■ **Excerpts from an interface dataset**
*****

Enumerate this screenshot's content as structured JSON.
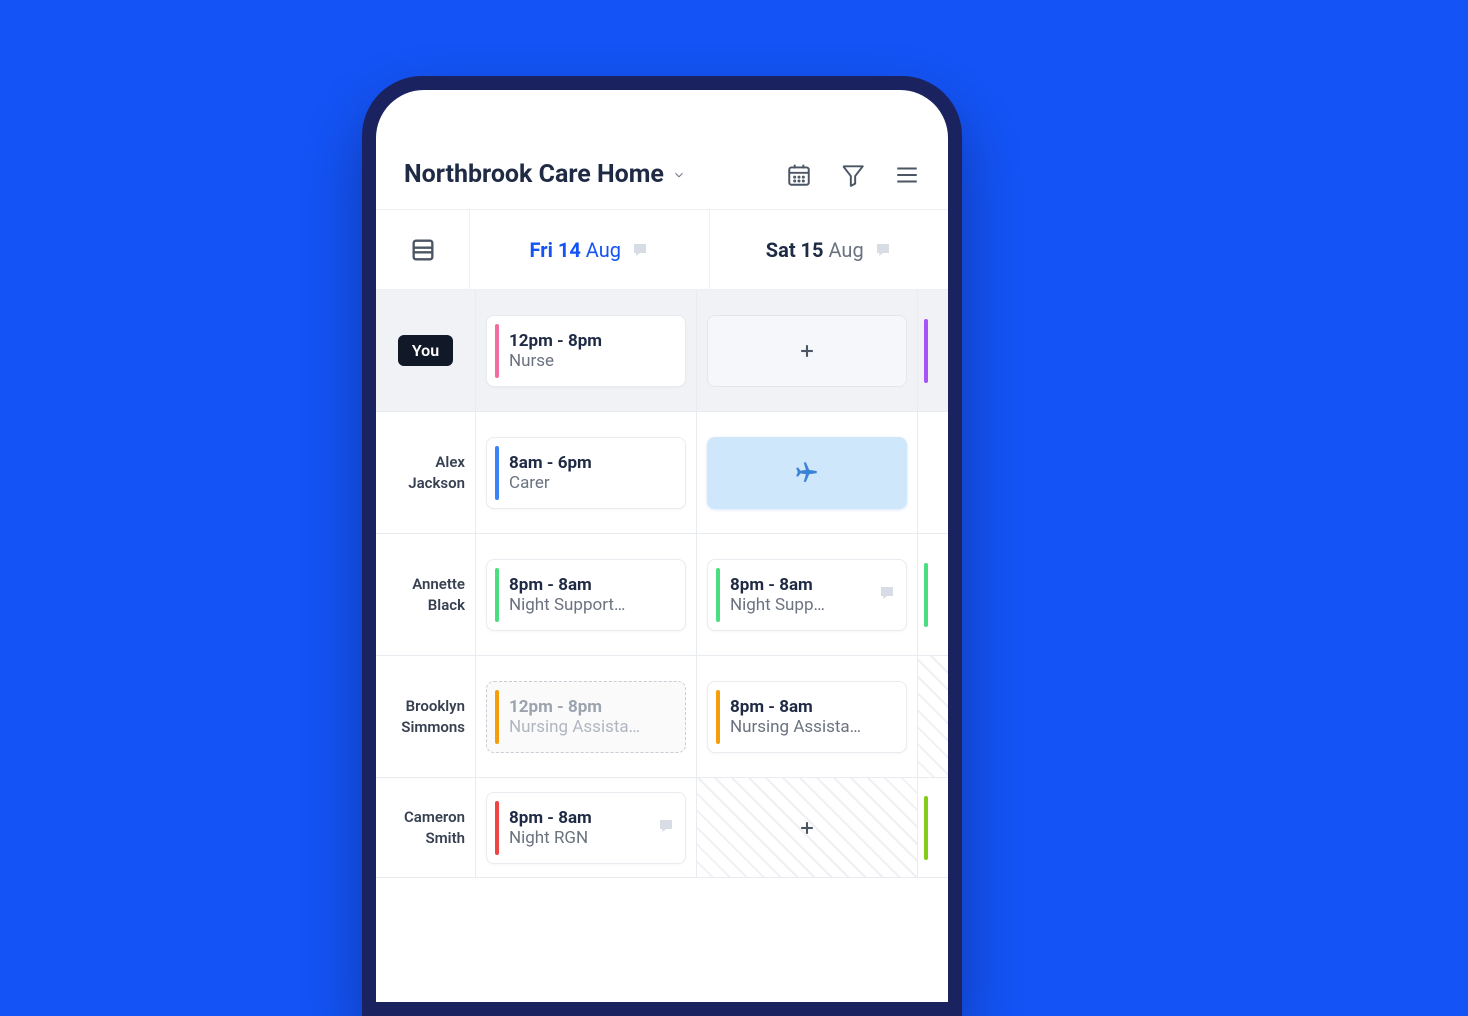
{
  "header": {
    "location_name": "Northbrook Care Home"
  },
  "dates": [
    {
      "short": "Fri 14",
      "month": "Aug",
      "active": true
    },
    {
      "short": "Sat 15",
      "month": "Aug",
      "active": false
    }
  ],
  "colors": {
    "pink": "#f06fa0",
    "blue": "#3b82f6",
    "green": "#4ade80",
    "orange": "#f59e0b",
    "red": "#ef4444",
    "purple": "#a855f7",
    "lime": "#84cc16"
  },
  "rows": [
    {
      "is_you": true,
      "name": "You",
      "cells": [
        {
          "type": "shift",
          "time": "12pm - 8pm",
          "role": "Nurse",
          "color": "pink"
        },
        {
          "type": "add"
        }
      ],
      "partial": {
        "color": "purple"
      }
    },
    {
      "name_line1": "Alex",
      "name_line2": "Jackson",
      "cells": [
        {
          "type": "shift",
          "time": "8am - 6pm",
          "role": "Carer",
          "color": "blue"
        },
        {
          "type": "leave"
        }
      ]
    },
    {
      "name_line1": "Annette",
      "name_line2": "Black",
      "cells": [
        {
          "type": "shift",
          "time": "8pm - 8am",
          "role": "Night Support…",
          "color": "green"
        },
        {
          "type": "shift",
          "time": "8pm - 8am",
          "role": "Night Supp…",
          "color": "green",
          "comment": true
        }
      ],
      "partial": {
        "color": "green"
      }
    },
    {
      "name_line1": "Brooklyn",
      "name_line2": "Simmons",
      "cells": [
        {
          "type": "shift",
          "time": "12pm - 8pm",
          "role": "Nursing Assista…",
          "color": "orange",
          "draft": true
        },
        {
          "type": "shift",
          "time": "8pm - 8am",
          "role": "Nursing Assista…",
          "color": "orange"
        }
      ],
      "partial_hatched": true
    },
    {
      "name_line1": "Cameron",
      "name_line2": "Smith",
      "cells": [
        {
          "type": "shift",
          "time": "8pm - 8am",
          "role": "Night RGN",
          "color": "red",
          "comment": true
        },
        {
          "type": "add",
          "hatched": true
        }
      ],
      "partial": {
        "color": "lime"
      }
    }
  ]
}
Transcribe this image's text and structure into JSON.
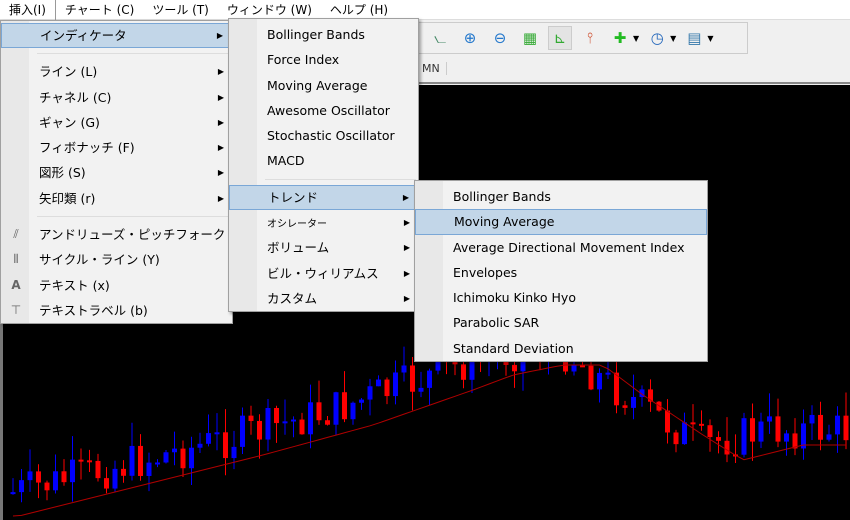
{
  "menubar": [
    "挿入(I)",
    "チャート (C)",
    "ツール (T)",
    "ウィンドウ (W)",
    "ヘルプ (H)"
  ],
  "timeframe": {
    "visible": "MN"
  },
  "toolbar": {
    "icons": [
      "line-chart-icon",
      "zoom-in-icon",
      "zoom-out-icon",
      "tile-windows-icon",
      "auto-scroll-icon",
      "chart-shift-icon",
      "add-indicator-icon",
      "periodicity-clock-icon",
      "templates-icon"
    ]
  },
  "insert_menu": {
    "items": [
      {
        "label": "インディケータ",
        "submenu": true,
        "highlighted": true
      },
      {
        "label": "ライン (L)",
        "submenu": true
      },
      {
        "label": "チャネル (C)",
        "submenu": true
      },
      {
        "label": "ギャン (G)",
        "submenu": true
      },
      {
        "label": "フィボナッチ (F)",
        "submenu": true
      },
      {
        "label": "図形 (S)",
        "submenu": true
      },
      {
        "label": "矢印類 (r)",
        "submenu": true
      },
      {
        "label": "アンドリューズ・ピッチフォーク (A)",
        "icon": "pitchfork-icon"
      },
      {
        "label": "サイクル・ライン (Y)",
        "icon": "cycle-lines-icon"
      },
      {
        "label": "テキスト (x)",
        "icon": "text-icon"
      },
      {
        "label": "テキストラベル (b)",
        "icon": "text-label-icon"
      }
    ]
  },
  "indicator_menu": {
    "items": [
      "Bollinger Bands",
      "Force Index",
      "Moving Average",
      "Awesome Oscillator",
      "Stochastic Oscillator",
      "MACD"
    ],
    "groups": [
      "トレンド",
      "オシレーター",
      "ボリューム",
      "ビル・ウィリアムス",
      "カスタム"
    ]
  },
  "trend_menu": {
    "items": [
      "Bollinger Bands",
      "Moving Average",
      "Average Directional Movement Index",
      "Envelopes",
      "Ichimoku Kinko Hyo",
      "Parabolic SAR",
      "Standard Deviation"
    ],
    "highlighted": "Moving Average"
  },
  "chart": {
    "background": "#000000",
    "bull_color": "#0000ff",
    "bear_color": "#ff0000",
    "ma_color": "#b00000"
  }
}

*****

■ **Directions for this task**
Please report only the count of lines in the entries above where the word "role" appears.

■ **Written solution**
7